BEGIN
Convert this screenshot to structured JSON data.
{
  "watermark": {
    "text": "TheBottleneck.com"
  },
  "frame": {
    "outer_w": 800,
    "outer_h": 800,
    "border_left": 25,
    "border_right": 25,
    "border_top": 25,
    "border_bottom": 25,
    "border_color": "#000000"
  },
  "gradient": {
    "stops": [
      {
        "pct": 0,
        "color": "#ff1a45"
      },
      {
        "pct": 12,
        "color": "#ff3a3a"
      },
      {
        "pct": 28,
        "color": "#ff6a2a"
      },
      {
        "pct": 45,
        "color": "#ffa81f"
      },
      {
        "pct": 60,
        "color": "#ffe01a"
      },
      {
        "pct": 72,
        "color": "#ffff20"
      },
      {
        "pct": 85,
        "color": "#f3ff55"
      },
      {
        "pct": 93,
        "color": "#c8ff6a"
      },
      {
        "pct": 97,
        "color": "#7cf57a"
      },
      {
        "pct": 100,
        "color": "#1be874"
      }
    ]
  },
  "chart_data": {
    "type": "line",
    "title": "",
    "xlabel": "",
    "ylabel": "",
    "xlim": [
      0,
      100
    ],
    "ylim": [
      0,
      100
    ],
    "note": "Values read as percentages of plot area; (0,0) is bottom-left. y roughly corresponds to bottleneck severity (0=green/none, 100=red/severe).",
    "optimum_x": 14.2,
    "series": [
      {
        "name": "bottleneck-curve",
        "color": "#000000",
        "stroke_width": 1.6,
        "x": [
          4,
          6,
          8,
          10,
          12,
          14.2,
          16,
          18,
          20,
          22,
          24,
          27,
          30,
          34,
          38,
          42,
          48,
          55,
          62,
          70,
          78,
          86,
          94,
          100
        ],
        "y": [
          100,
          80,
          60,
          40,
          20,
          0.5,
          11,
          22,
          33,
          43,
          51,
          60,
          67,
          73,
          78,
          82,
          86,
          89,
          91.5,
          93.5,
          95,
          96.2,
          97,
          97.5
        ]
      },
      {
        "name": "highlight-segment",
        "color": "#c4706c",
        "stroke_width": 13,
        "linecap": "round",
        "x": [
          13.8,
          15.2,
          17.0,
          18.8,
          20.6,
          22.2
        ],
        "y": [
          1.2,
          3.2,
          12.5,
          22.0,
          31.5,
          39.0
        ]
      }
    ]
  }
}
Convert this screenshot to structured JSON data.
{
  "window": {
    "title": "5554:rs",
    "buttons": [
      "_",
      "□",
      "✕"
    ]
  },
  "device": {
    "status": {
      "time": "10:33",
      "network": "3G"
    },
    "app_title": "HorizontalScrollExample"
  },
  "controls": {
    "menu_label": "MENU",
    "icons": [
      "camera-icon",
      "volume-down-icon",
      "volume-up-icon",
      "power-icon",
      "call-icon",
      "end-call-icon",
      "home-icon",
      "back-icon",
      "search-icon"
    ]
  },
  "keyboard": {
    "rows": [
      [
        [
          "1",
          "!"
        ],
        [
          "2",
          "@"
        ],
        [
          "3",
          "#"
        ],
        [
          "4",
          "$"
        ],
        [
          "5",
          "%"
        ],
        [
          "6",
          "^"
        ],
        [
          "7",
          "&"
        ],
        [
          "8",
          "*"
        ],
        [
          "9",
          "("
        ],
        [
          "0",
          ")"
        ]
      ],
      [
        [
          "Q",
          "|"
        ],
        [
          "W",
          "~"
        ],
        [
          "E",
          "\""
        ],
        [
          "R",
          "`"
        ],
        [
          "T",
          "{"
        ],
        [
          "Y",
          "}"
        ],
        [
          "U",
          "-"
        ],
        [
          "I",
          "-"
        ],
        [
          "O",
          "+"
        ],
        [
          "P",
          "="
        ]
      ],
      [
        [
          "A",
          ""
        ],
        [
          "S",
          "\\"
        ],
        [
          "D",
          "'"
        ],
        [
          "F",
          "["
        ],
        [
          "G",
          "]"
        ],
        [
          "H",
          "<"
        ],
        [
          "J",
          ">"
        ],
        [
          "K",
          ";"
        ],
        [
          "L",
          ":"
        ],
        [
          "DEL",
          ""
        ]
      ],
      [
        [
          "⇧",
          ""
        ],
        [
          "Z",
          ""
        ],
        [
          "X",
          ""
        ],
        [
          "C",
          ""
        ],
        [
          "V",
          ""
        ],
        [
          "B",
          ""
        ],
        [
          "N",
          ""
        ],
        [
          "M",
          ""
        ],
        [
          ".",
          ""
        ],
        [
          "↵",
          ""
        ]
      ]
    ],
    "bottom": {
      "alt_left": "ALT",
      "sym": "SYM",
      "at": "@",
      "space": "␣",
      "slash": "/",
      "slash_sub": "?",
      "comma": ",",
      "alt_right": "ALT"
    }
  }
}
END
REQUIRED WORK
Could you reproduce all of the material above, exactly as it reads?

EXPECTED ANSWER
Convert this screenshot to structured JSON data.
{
  "watermark": {
    "text": "TheBottleneck.com"
  },
  "frame": {
    "outer_w": 800,
    "outer_h": 800,
    "border_left": 25,
    "border_right": 25,
    "border_top": 25,
    "border_bottom": 25,
    "border_color": "#000000"
  },
  "gradient": {
    "stops": [
      {
        "pct": 0,
        "color": "#ff1a45"
      },
      {
        "pct": 12,
        "color": "#ff3a3a"
      },
      {
        "pct": 28,
        "color": "#ff6a2a"
      },
      {
        "pct": 45,
        "color": "#ffa81f"
      },
      {
        "pct": 60,
        "color": "#ffe01a"
      },
      {
        "pct": 72,
        "color": "#ffff20"
      },
      {
        "pct": 85,
        "color": "#f3ff55"
      },
      {
        "pct": 93,
        "color": "#c8ff6a"
      },
      {
        "pct": 97,
        "color": "#7cf57a"
      },
      {
        "pct": 100,
        "color": "#1be874"
      }
    ]
  },
  "chart_data": {
    "type": "line",
    "title": "",
    "xlabel": "",
    "ylabel": "",
    "xlim": [
      0,
      100
    ],
    "ylim": [
      0,
      100
    ],
    "note": "Values read as percentages of plot area; (0,0) is bottom-left. y roughly corresponds to bottleneck severity (0=green/none, 100=red/severe).",
    "optimum_x": 14.2,
    "series": [
      {
        "name": "bottleneck-curve",
        "color": "#000000",
        "stroke_width": 1.6,
        "x": [
          4,
          6,
          8,
          10,
          12,
          14.2,
          16,
          18,
          20,
          22,
          24,
          27,
          30,
          34,
          38,
          42,
          48,
          55,
          62,
          70,
          78,
          86,
          94,
          100
        ],
        "y": [
          100,
          80,
          60,
          40,
          20,
          0.5,
          11,
          22,
          33,
          43,
          51,
          60,
          67,
          73,
          78,
          82,
          86,
          89,
          91.5,
          93.5,
          95,
          96.2,
          97,
          97.5
        ]
      },
      {
        "name": "highlight-segment",
        "color": "#c4706c",
        "stroke_width": 13,
        "linecap": "round",
        "x": [
          13.8,
          15.2,
          17.0,
          18.8,
          20.6,
          22.2
        ],
        "y": [
          1.2,
          3.2,
          12.5,
          22.0,
          31.5,
          39.0
        ]
      }
    ]
  }
}
Convert this screenshot to structured JSON data.
{
  "window": {
    "title": "5554:rs",
    "buttons": [
      "_",
      "□",
      "✕"
    ]
  },
  "device": {
    "status": {
      "time": "10:33",
      "network": "3G"
    },
    "app_title": "HorizontalScrollExample"
  },
  "controls": {
    "menu_label": "MENU",
    "icons": [
      "camera-icon",
      "volume-down-icon",
      "volume-up-icon",
      "power-icon",
      "call-icon",
      "end-call-icon",
      "home-icon",
      "back-icon",
      "search-icon"
    ]
  },
  "keyboard": {
    "rows": [
      [
        [
          "1",
          "!"
        ],
        [
          "2",
          "@"
        ],
        [
          "3",
          "#"
        ],
        [
          "4",
          "$"
        ],
        [
          "5",
          "%"
        ],
        [
          "6",
          "^"
        ],
        [
          "7",
          "&"
        ],
        [
          "8",
          "*"
        ],
        [
          "9",
          "("
        ],
        [
          "0",
          ")"
        ]
      ],
      [
        [
          "Q",
          "|"
        ],
        [
          "W",
          "~"
        ],
        [
          "E",
          "\""
        ],
        [
          "R",
          "`"
        ],
        [
          "T",
          "{"
        ],
        [
          "Y",
          "}"
        ],
        [
          "U",
          "-"
        ],
        [
          "I",
          "-"
        ],
        [
          "O",
          "+"
        ],
        [
          "P",
          "="
        ]
      ],
      [
        [
          "A",
          ""
        ],
        [
          "S",
          "\\"
        ],
        [
          "D",
          "'"
        ],
        [
          "F",
          "["
        ],
        [
          "G",
          "]"
        ],
        [
          "H",
          "<"
        ],
        [
          "J",
          ">"
        ],
        [
          "K",
          ";"
        ],
        [
          "L",
          ":"
        ],
        [
          "DEL",
          ""
        ]
      ],
      [
        [
          "⇧",
          ""
        ],
        [
          "Z",
          ""
        ],
        [
          "X",
          ""
        ],
        [
          "C",
          ""
        ],
        [
          "V",
          ""
        ],
        [
          "B",
          ""
        ],
        [
          "N",
          ""
        ],
        [
          "M",
          ""
        ],
        [
          ".",
          ""
        ],
        [
          "↵",
          ""
        ]
      ]
    ],
    "bottom": {
      "alt_left": "ALT",
      "sym": "SYM",
      "at": "@",
      "space": "␣",
      "slash": "/",
      "slash_sub": "?",
      "comma": ",",
      "alt_right": "ALT"
    }
  }
}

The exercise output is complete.